THE RECORDS: Begin

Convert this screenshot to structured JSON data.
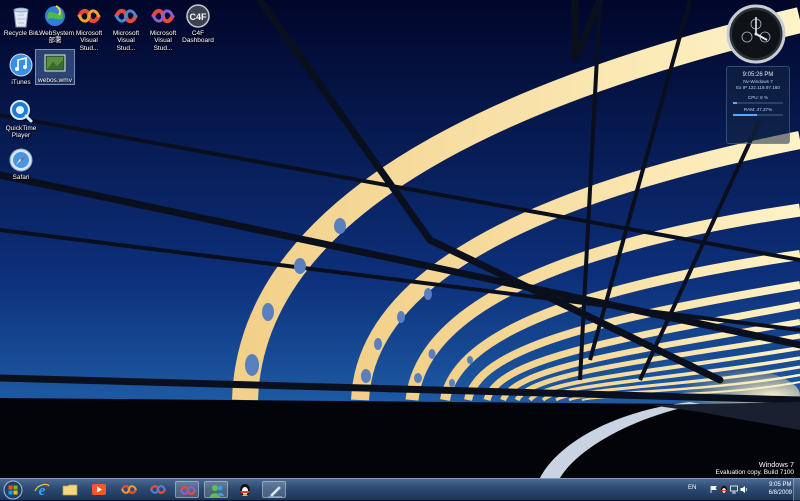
{
  "desktop_icons": [
    {
      "name": "recycle-bin-icon",
      "label": "Recycle Bin"
    },
    {
      "name": "lwebsystem-icon",
      "label": "LWebSystem 部署"
    },
    {
      "name": "visual-studio-icon",
      "label": "Microsoft Visual Stud..."
    },
    {
      "name": "visual-studio-icon",
      "label": "Microsoft Visual Stud..."
    },
    {
      "name": "visual-studio-icon",
      "label": "Microsoft Visual Stud..."
    },
    {
      "name": "c4f-dashboard-icon",
      "label": "C4F Dashboard"
    },
    {
      "name": "itunes-icon",
      "label": "iTunes"
    },
    {
      "name": "video-file-icon",
      "label": "webos.wmv"
    },
    {
      "name": "quicktime-icon",
      "label": "QuickTime Player"
    },
    {
      "name": "safari-icon",
      "label": "Safari"
    }
  ],
  "gadget": {
    "time": "9:05:26 PM",
    "line1": "Nv-Windows 7",
    "line2": "Ex IP 122.118.97.160",
    "cpu_label": "CPU: 8 %",
    "cpu_level": 0.08,
    "ram_label": "RAM: 47.37%",
    "ram_level": 0.4737
  },
  "watermark": {
    "os": "Windows 7",
    "build": "Evaluation copy. Build 7100"
  },
  "taskbar": {
    "language": "EN",
    "time": "9:05 PM",
    "date": "6/8/2009"
  },
  "colors": {
    "sky_top": "#01062a",
    "sky_bottom": "#1e5da6",
    "structure": "#e8c47a",
    "taskbar": "#2c4a72"
  }
}
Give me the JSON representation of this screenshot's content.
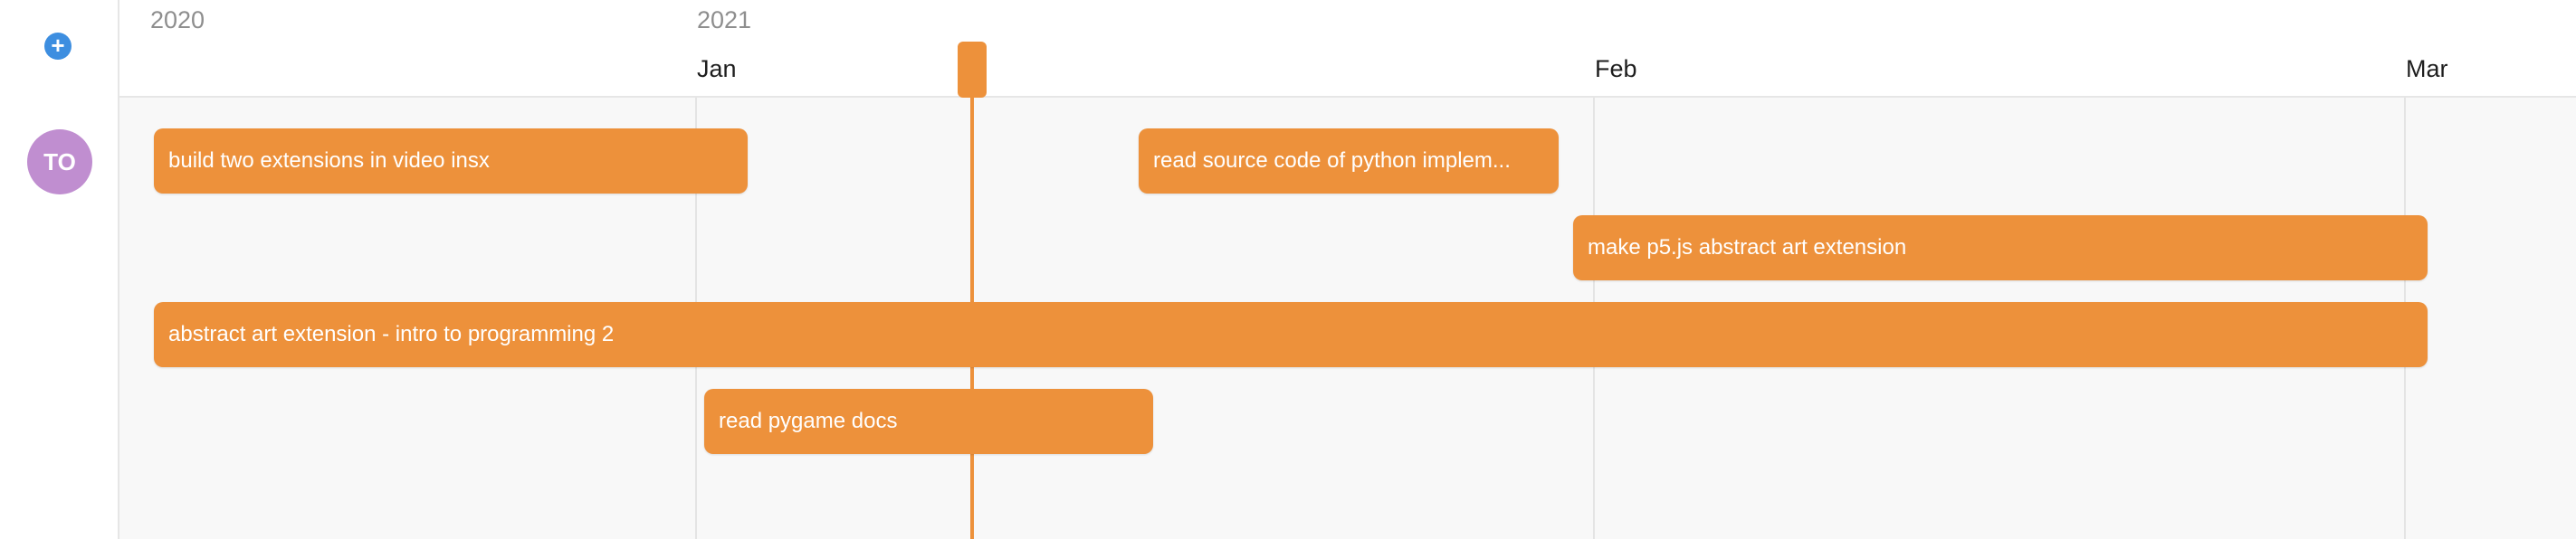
{
  "toolbar": {
    "add_label": "+"
  },
  "user": {
    "initials": "TO"
  },
  "timeline": {
    "years": [
      "2020",
      "2021"
    ],
    "months": [
      "Jan",
      "Feb",
      "Mar"
    ]
  },
  "tasks": [
    {
      "title": "build two extensions in video insx"
    },
    {
      "title": "read source code of python implem..."
    },
    {
      "title": "make p5.js abstract art extension"
    },
    {
      "title": "abstract art extension - intro to programming 2"
    },
    {
      "title": "read pygame docs"
    }
  ],
  "colors": {
    "bar": "#ed913b",
    "avatar": "#c08ed0",
    "add_button": "#3d8ee0"
  }
}
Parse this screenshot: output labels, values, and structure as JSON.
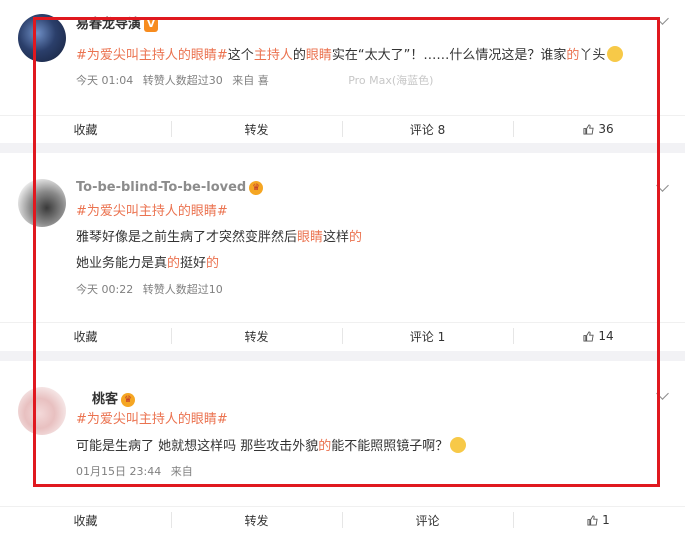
{
  "posts": [
    {
      "username": "易春龙导演",
      "topic": "#为爱尖叫主持人的眼睛#",
      "lines": [
        {
          "segments": [
            {
              "text": "这个",
              "hl": false
            },
            {
              "text": "主持人",
              "hl": true
            },
            {
              "text": "的",
              "hl": false
            },
            {
              "text": "眼睛",
              "hl": true
            },
            {
              "text": "实在“太大了”！……什么情况这是？谁家",
              "hl": false
            },
            {
              "text": "的",
              "hl": true
            },
            {
              "text": "丫头",
              "hl": false
            }
          ]
        }
      ],
      "time": "今天 01:04",
      "reposts": "转赞人数超过30",
      "source": "来自 喜",
      "device": "Pro Max(海蓝色)",
      "actions": {
        "fav": "收藏",
        "repost": "转发",
        "comment": "评论 8",
        "like": "36"
      }
    },
    {
      "username": "To-be-blind-To-be-loved",
      "topic": "#为爱尖叫主持人的眼睛#",
      "lines": [
        {
          "segments": [
            {
              "text": "雅琴好像是之前生病了才突然变胖然后",
              "hl": false
            },
            {
              "text": "眼睛",
              "hl": true
            },
            {
              "text": "这样",
              "hl": false
            },
            {
              "text": "的",
              "hl": true
            }
          ]
        },
        {
          "segments": [
            {
              "text": "她业务能力是真",
              "hl": false
            },
            {
              "text": "的",
              "hl": true
            },
            {
              "text": "挺好",
              "hl": false
            },
            {
              "text": "的",
              "hl": true
            }
          ]
        }
      ],
      "time": "今天 00:22",
      "reposts": "转赞人数超过10",
      "actions": {
        "fav": "收藏",
        "repost": "转发",
        "comment": "评论 1",
        "like": "14"
      }
    },
    {
      "username": "桃客",
      "topic": "#为爱尖叫主持人的眼睛#",
      "lines": [
        {
          "segments": [
            {
              "text": "可能是生病了 她就想这样吗 那些攻击外貌",
              "hl": false
            },
            {
              "text": "的",
              "hl": true
            },
            {
              "text": "能不能照照镜子啊？",
              "hl": false
            }
          ]
        }
      ],
      "time": "01月15日 23:44",
      "source": "来自",
      "actions": {
        "fav": "收藏",
        "repost": "转发",
        "comment": "评论",
        "like": "1"
      }
    }
  ],
  "colors": {
    "highlight": "#eb7350",
    "frame": "#e0181f",
    "topic": "#eb7350"
  },
  "icons": {
    "verified": "V-badge",
    "vip": "crown-icon",
    "like": "thumb-up-icon",
    "more": "chevron-down-icon"
  }
}
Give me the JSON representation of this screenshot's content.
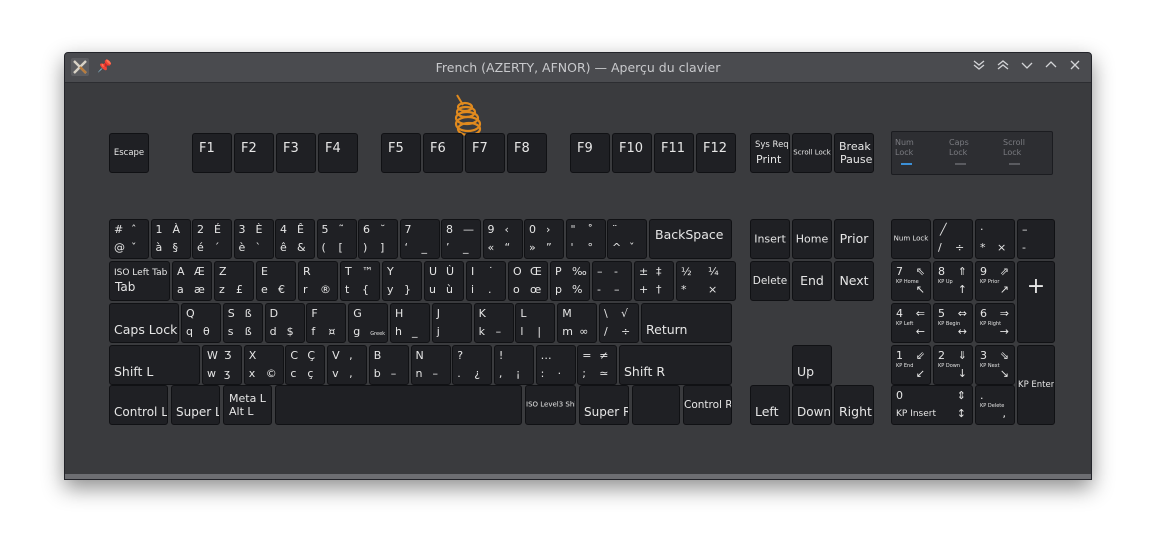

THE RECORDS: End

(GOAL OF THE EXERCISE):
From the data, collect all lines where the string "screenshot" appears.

(WRITTEN RESPONSE):
Convert this screenshot to structured JSON data.
Give me the JSON representation of this screenshot's content.
Parse this screenshot: output labels, values, and structure as JSON.
Give me the JSON representation of this screenshot's content.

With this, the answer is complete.